Father and son walking The Road in a post-apocalyptic world. We don't know the cause of the devastation. We can infer from the telling of the story that it has been many years since it happened (maybe 5 or more). All plant and animal life (save humans) are dead. The landscape is permeated with ash. The blocking of the sun's rays by the ash has rendered the planet cold.

The goal of their trek along "the road" -- getting to the coast. What awaits them, they don't know. But it is a goal. They live on scavenged cans of fruit from abandoned houses. They spend their days hiding from fellow travelers on the road. Some may be good ... others they know are bad.

It's a the story of a man's love for his son. What are you willing to do to save your son? And not just in the sense of life and death. How do you save his soul from the horrors he sees and has to endure?

You could call this a science fiction story, though many have tried to say it is not. It is not an environmental book, but it's not hard to take an environmental message from it. They're basically living on borrowed time in a world where the rest of the ecosystem has vanished. Though not inhabited with the zombies of another similar world's end tale, I Am Legend, the cannibals of this world are just as scary.

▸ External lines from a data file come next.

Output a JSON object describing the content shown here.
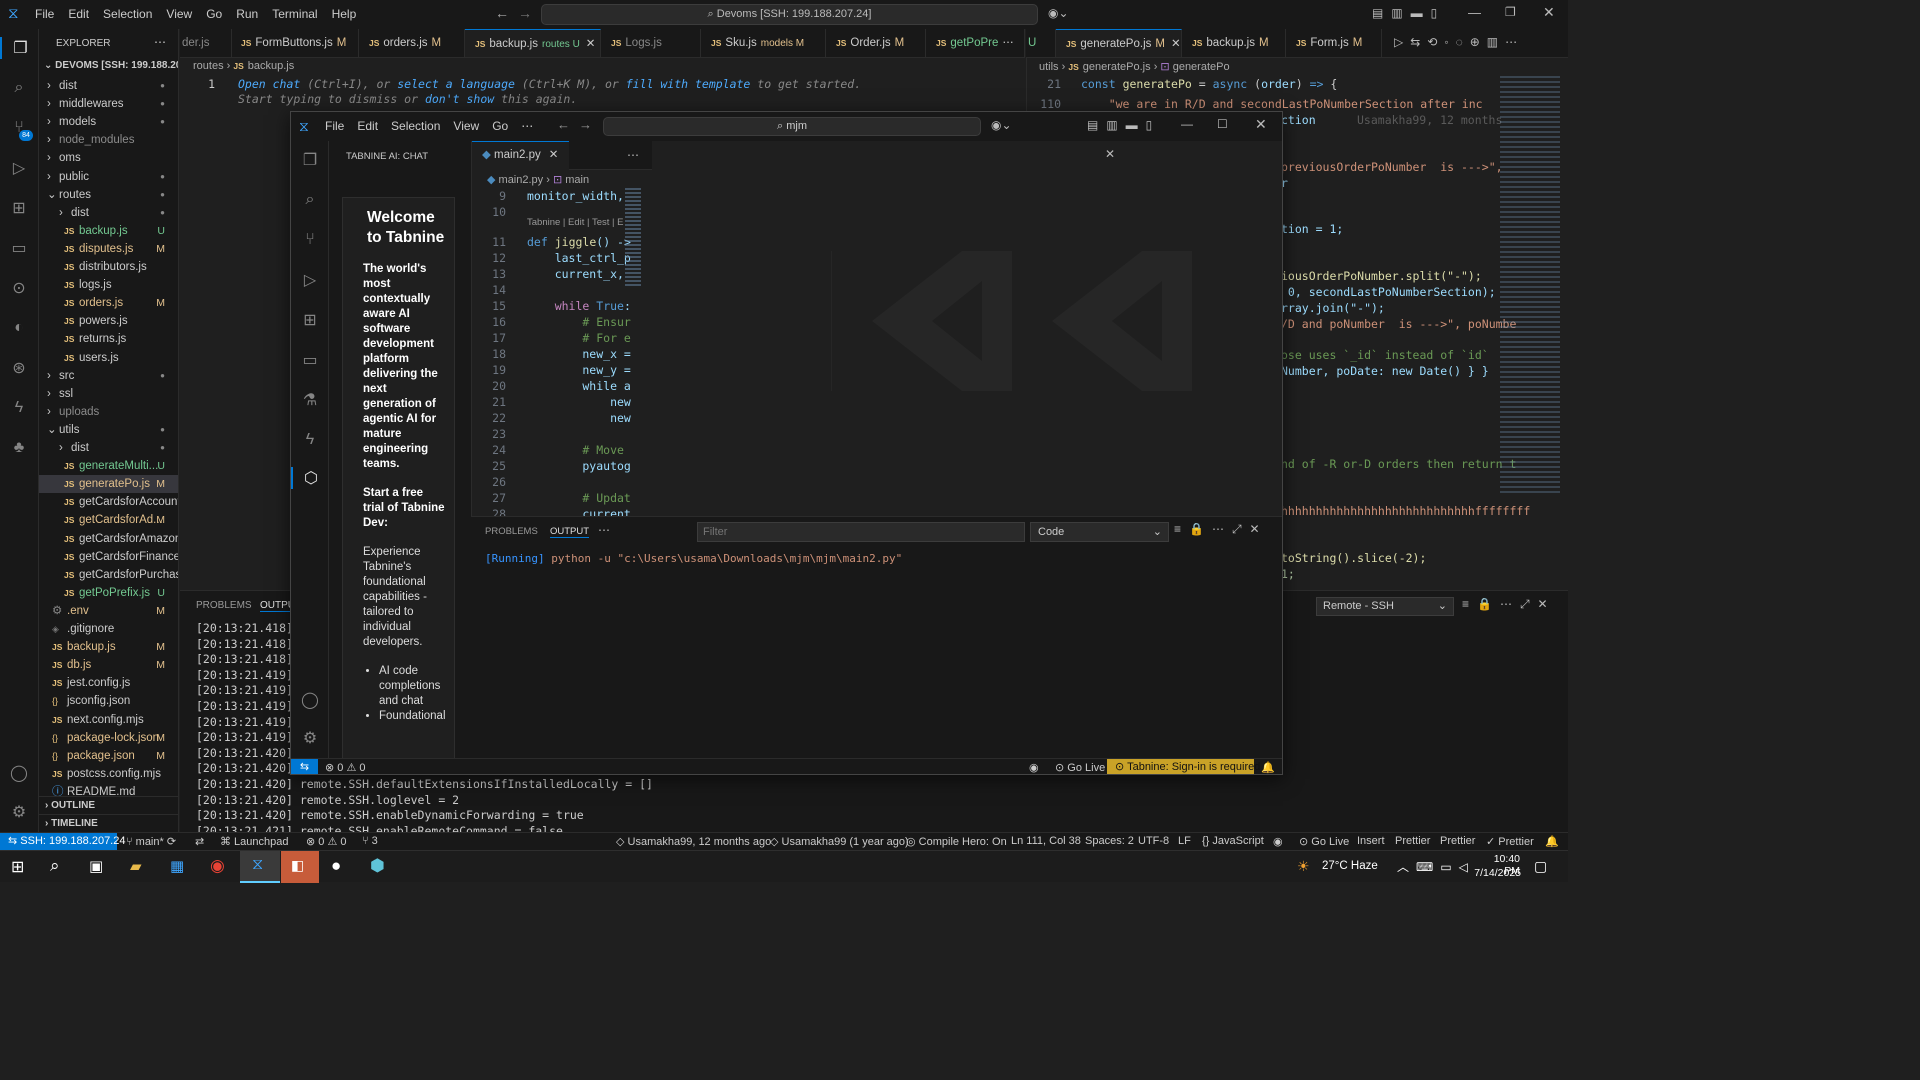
{
  "main": {
    "menu": [
      "File",
      "Edit",
      "Selection",
      "View",
      "Go",
      "Run",
      "Terminal",
      "Help"
    ],
    "command_center": "Devoms [SSH: 199.188.207.24]",
    "explorer": {
      "header": "EXPLORER",
      "root": "DEVOMS [SSH: 199.188.20...",
      "items": [
        {
          "label": "dist",
          "kind": "folder",
          "status": "●"
        },
        {
          "label": "middlewares",
          "kind": "folder",
          "status": "●"
        },
        {
          "label": "models",
          "kind": "folder",
          "status": "●"
        },
        {
          "label": "node_modules",
          "kind": "folder",
          "status": ""
        },
        {
          "label": "oms",
          "kind": "folder",
          "status": ""
        },
        {
          "label": "public",
          "kind": "folder",
          "status": "●"
        },
        {
          "label": "routes",
          "kind": "folder-open",
          "status": "●"
        },
        {
          "label": "dist",
          "kind": "folder",
          "status": "●"
        },
        {
          "label": "backup.js",
          "kind": "file",
          "status": "U"
        },
        {
          "label": "disputes.js",
          "kind": "file",
          "status": "M"
        },
        {
          "label": "distributors.js",
          "kind": "file",
          "status": ""
        },
        {
          "label": "logs.js",
          "kind": "file",
          "status": ""
        },
        {
          "label": "orders.js",
          "kind": "file",
          "status": "M"
        },
        {
          "label": "powers.js",
          "kind": "file",
          "status": ""
        },
        {
          "label": "returns.js",
          "kind": "file",
          "status": ""
        },
        {
          "label": "users.js",
          "kind": "file",
          "status": ""
        },
        {
          "label": "src",
          "kind": "folder",
          "status": "●"
        },
        {
          "label": "ssl",
          "kind": "folder",
          "status": ""
        },
        {
          "label": "uploads",
          "kind": "folder",
          "status": ""
        },
        {
          "label": "utils",
          "kind": "folder-open",
          "status": "●"
        },
        {
          "label": "dist",
          "kind": "folder",
          "status": "●"
        },
        {
          "label": "generateMulti...",
          "kind": "file",
          "status": "U"
        },
        {
          "label": "generatePo.js",
          "kind": "file",
          "status": "M"
        },
        {
          "label": "getCardsforAccount.js",
          "kind": "file",
          "status": ""
        },
        {
          "label": "getCardsforAd...",
          "kind": "file",
          "status": "M"
        },
        {
          "label": "getCardsforAmazon.js",
          "kind": "file",
          "status": ""
        },
        {
          "label": "getCardsforFinance.js",
          "kind": "file",
          "status": ""
        },
        {
          "label": "getCardsforPurchasi...",
          "kind": "file",
          "status": ""
        },
        {
          "label": "getPoPrefix.js",
          "kind": "file",
          "status": "U"
        },
        {
          "label": ".env",
          "kind": "gear",
          "status": "M"
        },
        {
          "label": ".gitignore",
          "kind": "dot",
          "status": ""
        },
        {
          "label": "backup.js",
          "kind": "file",
          "status": "M"
        },
        {
          "label": "db.js",
          "kind": "file",
          "status": "M"
        },
        {
          "label": "jest.config.js",
          "kind": "file",
          "status": ""
        },
        {
          "label": "jsconfig.json",
          "kind": "json",
          "status": ""
        },
        {
          "label": "next.config.mjs",
          "kind": "file",
          "status": ""
        },
        {
          "label": "package-lock.json",
          "kind": "json",
          "status": "M"
        },
        {
          "label": "package.json",
          "kind": "json",
          "status": "M"
        },
        {
          "label": "postcss.config.mjs",
          "kind": "file",
          "status": ""
        },
        {
          "label": "README.md",
          "kind": "info",
          "status": ""
        }
      ],
      "outline": "OUTLINE",
      "timeline": "TIMELINE"
    },
    "tabs": [
      {
        "label": "der.js",
        "badge": ""
      },
      {
        "label": "FormButtons.js",
        "badge": "M"
      },
      {
        "label": "orders.js",
        "badge": "M"
      },
      {
        "label": "backup.js",
        "badge": "routes U"
      },
      {
        "label": "Logs.js",
        "badge": ""
      },
      {
        "label": "Sku.js",
        "badge": "models M"
      },
      {
        "label": "Order.js",
        "badge": "M"
      },
      {
        "label": "getPoPre",
        "badge": ""
      }
    ],
    "tabs_right": [
      {
        "label": "U",
        "badge": ""
      },
      {
        "label": "generatePo.js",
        "badge": "M"
      },
      {
        "label": "backup.js",
        "badge": "M"
      },
      {
        "label": "Form.js",
        "badge": "M"
      }
    ],
    "breadcrumb_left": [
      "routes",
      "backup.js"
    ],
    "breadcrumb_right": [
      "utils",
      "generatePo.js",
      "generatePo"
    ],
    "left_editor": {
      "line_no": "1",
      "hint_parts": [
        "Open chat",
        " (Ctrl+I), or ",
        "select a language",
        " (Ctrl+K M), or ",
        "fill with template",
        " to get started."
      ],
      "hint2_parts": [
        "Start typing to dismiss or ",
        "don't show",
        " this again."
      ]
    },
    "right_editor": {
      "lines": [
        {
          "n": "21",
          "text": "const generatePo = async (order) => {"
        },
        {
          "n": "110",
          "text": "    \"we are in R/D and secondLastPoNumberSection after inc"
        },
        {
          "n": "",
          "text": "ction"
        },
        {
          "n": "",
          "text": "previousOrderPoNumber  is --->\","
        },
        {
          "n": "",
          "text": "r"
        },
        {
          "n": "",
          "text": "tion = 1;"
        },
        {
          "n": "",
          "text": "iousOrderPoNumber.split(\"-\");"
        },
        {
          "n": "",
          "text": " 0, secondLastPoNumberSection);"
        },
        {
          "n": "",
          "text": "rray.join(\"-\");"
        },
        {
          "n": "",
          "text": "/D and poNumber  is --->\", poNumbe"
        },
        {
          "n": "",
          "text": "ose uses `_id` instead of `id`"
        },
        {
          "n": "",
          "text": "Number, poDate: new Date() } }"
        },
        {
          "n": "",
          "text": "nd of -R or-D orders then return t"
        },
        {
          "n": "",
          "text": "hhhhhhhhhhhhhhhhhhhhhhhhhhhhffffffff"
        },
        {
          "n": "",
          "text": "toString().slice(-2);"
        },
        {
          "n": "",
          "text": "1;"
        },
        {
          "n": "",
          "text": "1;"
        }
      ],
      "blame": "Usamakha99, 12 months"
    },
    "bottom_panel": {
      "tabs": [
        "PROBLEMS",
        "OUTPUT"
      ],
      "dropdown": "Remote - SSH",
      "timestamps": [
        "[20:13:21.418]",
        "[20:13:21.418]",
        "[20:13:21.418]",
        "[20:13:21.419]",
        "[20:13:21.419]",
        "[20:13:21.419]",
        "[20:13:21.419]",
        "[20:13:21.419]",
        "[20:13:21.420]",
        "[20:13:21.420]"
      ],
      "lines": [
        {
          "ts": "[20:13:21.420]",
          "text": "remote.SSH.defaultExtensionsIfInstalledLocally = []"
        },
        {
          "ts": "[20:13:21.420]",
          "text": "remote.SSH.loglevel = 2"
        },
        {
          "ts": "[20:13:21.420]",
          "text": "remote.SSH.enableDynamicForwarding = true"
        },
        {
          "ts": "[20:13:21.421]",
          "text": "remote.SSH.enableRemoteCommand = false"
        }
      ]
    },
    "status": {
      "remote": "SSH: 199.188.207.24",
      "branch": "main*",
      "errors": "0",
      "warnings": "0",
      "ports": "3",
      "blame1": "Usamakha99, 12 months ago",
      "blame2": "Usamakha99 (1 year ago)",
      "compile": "Compile Hero: On",
      "position": "Ln 111, Col 38",
      "spaces": "Spaces: 2",
      "encoding": "UTF-8",
      "eol": "LF",
      "language": "JavaScript",
      "golive": "Go Live",
      "insert": "Insert",
      "prettier1": "Prettier",
      "prettier2": "Prettier",
      "prettier3": "Prettier"
    }
  },
  "overlay": {
    "menu": [
      "File",
      "Edit",
      "Selection",
      "View",
      "Go"
    ],
    "search": "mjm",
    "chat": {
      "header": "TABNINE AI: CHAT",
      "welcome": "Welcome to Tabnine",
      "intro": "The world's most contextually aware AI software development platform delivering the next generation of agentic AI for mature engineering teams.",
      "trial_title": "Start a free trial of Tabnine Dev:",
      "trial_body": "Experience Tabnine's foundational capabilities - tailored to individual developers.",
      "bullets": [
        "AI code completions and chat",
        "Foundational"
      ]
    },
    "editor_tab": "main2.py",
    "breadcrumb": [
      "main2.py",
      "main"
    ],
    "codelens": "Tabnine | Edit | Test | E",
    "code": [
      {
        "n": "9",
        "text": "monitor_width,"
      },
      {
        "n": "10",
        "text": ""
      },
      {
        "n": "11",
        "text": "def jiggle() ->"
      },
      {
        "n": "12",
        "text": "    last_ctrl_p"
      },
      {
        "n": "13",
        "text": "    current_x,"
      },
      {
        "n": "14",
        "text": ""
      },
      {
        "n": "15",
        "text": "    while True:"
      },
      {
        "n": "16",
        "text": "        # Ensur"
      },
      {
        "n": "17",
        "text": "        # For e"
      },
      {
        "n": "18",
        "text": "        new_x ="
      },
      {
        "n": "19",
        "text": "        new_y ="
      },
      {
        "n": "20",
        "text": "        while a"
      },
      {
        "n": "21",
        "text": "            new"
      },
      {
        "n": "22",
        "text": "            new"
      },
      {
        "n": "23",
        "text": ""
      },
      {
        "n": "24",
        "text": "        # Move"
      },
      {
        "n": "25",
        "text": "        pyautog"
      },
      {
        "n": "26",
        "text": ""
      },
      {
        "n": "27",
        "text": "        # Updat"
      },
      {
        "n": "28",
        "text": "        current"
      }
    ],
    "panel": {
      "tabs": [
        "PROBLEMS",
        "OUTPUT"
      ],
      "filter_placeholder": "Filter",
      "dropdown": "Code",
      "running": "[Running]",
      "command": " python -u \"c:\\Users\\usama\\Downloads\\mjm\\mjm\\main2.py\""
    },
    "status": {
      "errors": "0",
      "warnings": "0",
      "golive": "Go Live",
      "tabnine": "Tabnine: Sign-in is required"
    }
  },
  "taskbar": {
    "weather": "27°C  Haze",
    "time": "10:40 PM",
    "date": "7/14/2025"
  },
  "colors": {
    "accent": "#0078d4",
    "modified": "#e2c08d",
    "untracked": "#73c991",
    "tabnine": "#c9a227"
  }
}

Written by Cormac McCarthy of No Country for Old Men and All the Pretty Horses fame, the author says more with less. He's effective with creating terror from the silences between events instead of the events themselves. Behind every shuttered window or blocked door, you steel yourself for the monster behind it. When it isn't there, you know you should feel relieved but like the characters in the story you know that they are only prolonging the inevitable. They almost crave the end because it will cease the agony of not knowing.

This is not a pleasant book to read, though it is not a hard read. The pleasures are fleeting and abstract. But it is well-written and The Road will stick with you. McCarthy has an odd writing style without quotes, apostrophes, or even most punctuation. It is dry but will go into highly poetic and symbolic flourishes, most of which I can't even pretend to understand. One of my favorites:

“No lists of things to be done. The day providential to itself. The hour. There is no later. All things of grace and beauty such that one holds them to one’s heart have a common provenance in pain. Their birth in grief and ashes. So, he whispered to the sleeping boy, I have you.”

That's the type of writing that we all aspire to, but few attain.

Like other McCarthy stories, The Road doesn't have a tidy ending. But, life doesn't really have a tidy ending. A movie of the book is coming out this fall, starring Viggo Mortensen. Hopefully, they won't Hollywoodize it. The power of the story comes from it's bleakness. I recommend this book.

Sunday, August 09, 2009


Please ignore this. Just me exploring my posting options. This is mobile posting of images from the phone through e-mail.
Sent from my Verizon Wireless BlackBerry

Saturday, August 08, 2009

My first mobile blog post ... Yay! There was much rejoicing ... or not.


"Once a new technology rolls over you, if you're not part of the steamroller, you're part of the road." -- Stewart Brand

In one fell swoop, I've indoctrinated myself into the world of Blackberry, mobile e-mail, Twitter, and Twittering to Facebook. I know ... not really a big deal. Most of you are already there. And I'm a computer tech who does this stuff for clients all the time. But, I'm usually the last to adopt the technology for myself. Mostly because of cost.

Having mobile access to my e-mail has become a necessity for my business and will actually make my work easier and could get me more clients. That was reason enough for me to get the Blackberry. All the rest of the stuff (Pandora, much better camera, web access, Facebook and Twitter access, etc.) is just a bonus. Plus, we are now getting a fat 17% discount off the top of every month's bill because Michelle's employer subsidizes anything you spend at certain vendors (in this case, Verizon). So, we got rid of an outdated plan, got a new phone (Blackberry Tour 9630) for about $100, added a new plan with better features, and we will still spend less than we had been each month.

Ultimately, though, the new phone will be just another way for me to waste time and not concentrate on posting to the blog. Perhaps I need to look into mobile blogging. Stay tuned.